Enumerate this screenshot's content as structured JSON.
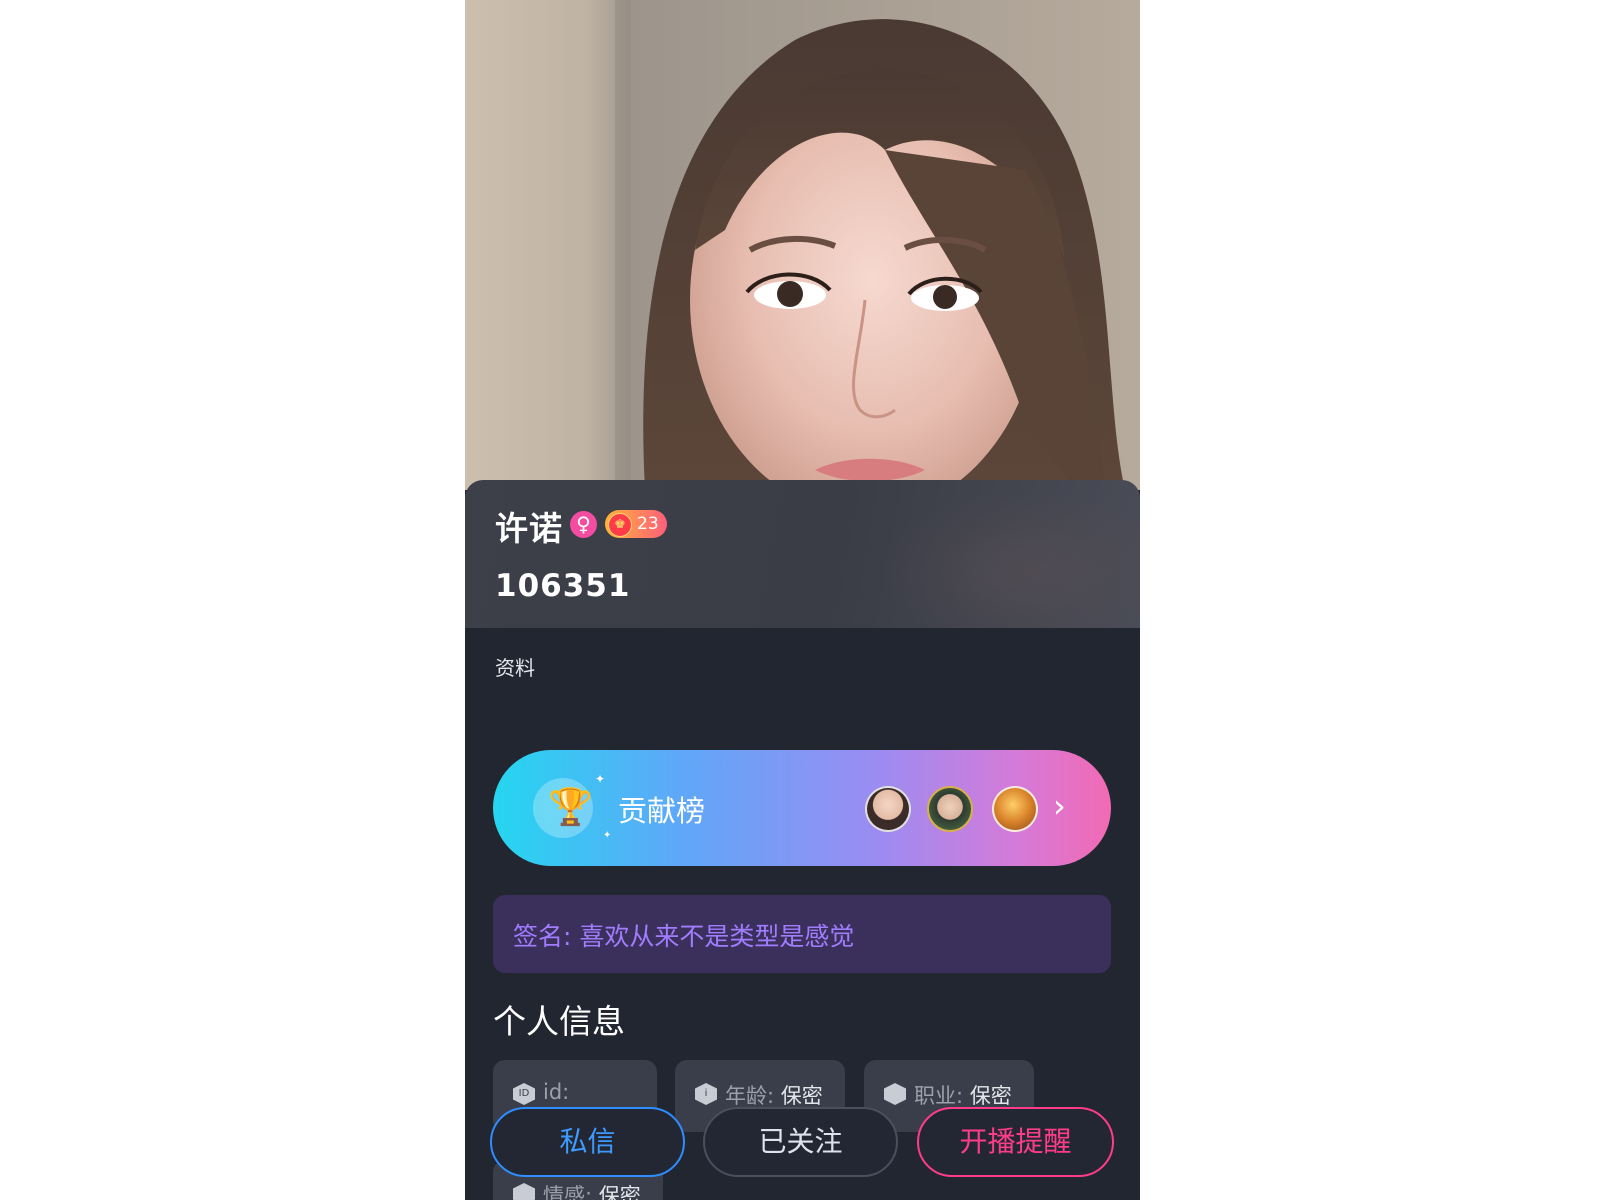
{
  "profile": {
    "name": "许诺",
    "gender_symbol": "♀",
    "level": "23",
    "user_id": "106351"
  },
  "tag_row": {
    "text": "资料"
  },
  "contribution": {
    "label": "贡献榜",
    "arrow": "›"
  },
  "signature": {
    "text": "签名: 喜欢从来不是类型是感觉"
  },
  "personal_info": {
    "title": "个人信息",
    "chips": [
      {
        "label": "id:",
        "value": ""
      },
      {
        "label": "年龄:",
        "value": "保密"
      },
      {
        "label": "职业:",
        "value": "保密"
      },
      {
        "label": "情感:",
        "value": "保密"
      }
    ]
  },
  "actions": {
    "message": "私信",
    "follow": "已关注",
    "remind": "开播提醒"
  },
  "colors": {
    "background": "#222630",
    "contribution_gradient_start": "#25d6f0",
    "contribution_gradient_end": "#f26ab4",
    "signature_text": "#a07cff",
    "message_accent": "#2f8dff",
    "remind_accent": "#ff3c8a"
  }
}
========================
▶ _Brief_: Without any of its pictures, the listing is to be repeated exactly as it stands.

▶ _Task output_:
Enumerate this screenshot's content as structured JSON.
{
  "profile": {
    "name": "许诺",
    "gender_symbol": "♀",
    "level": "23",
    "user_id": "106351"
  },
  "tag_row": {
    "text": "资料"
  },
  "contribution": {
    "label": "贡献榜",
    "arrow": "›"
  },
  "signature": {
    "text": "签名: 喜欢从来不是类型是感觉"
  },
  "personal_info": {
    "title": "个人信息",
    "chips": [
      {
        "label": "id:",
        "value": ""
      },
      {
        "label": "年龄:",
        "value": "保密"
      },
      {
        "label": "职业:",
        "value": "保密"
      },
      {
        "label": "情感:",
        "value": "保密"
      }
    ]
  },
  "actions": {
    "message": "私信",
    "follow": "已关注",
    "remind": "开播提醒"
  },
  "colors": {
    "background": "#222630",
    "contribution_gradient_start": "#25d6f0",
    "contribution_gradient_end": "#f26ab4",
    "signature_text": "#a07cff",
    "message_accent": "#2f8dff",
    "remind_accent": "#ff3c8a"
  }
}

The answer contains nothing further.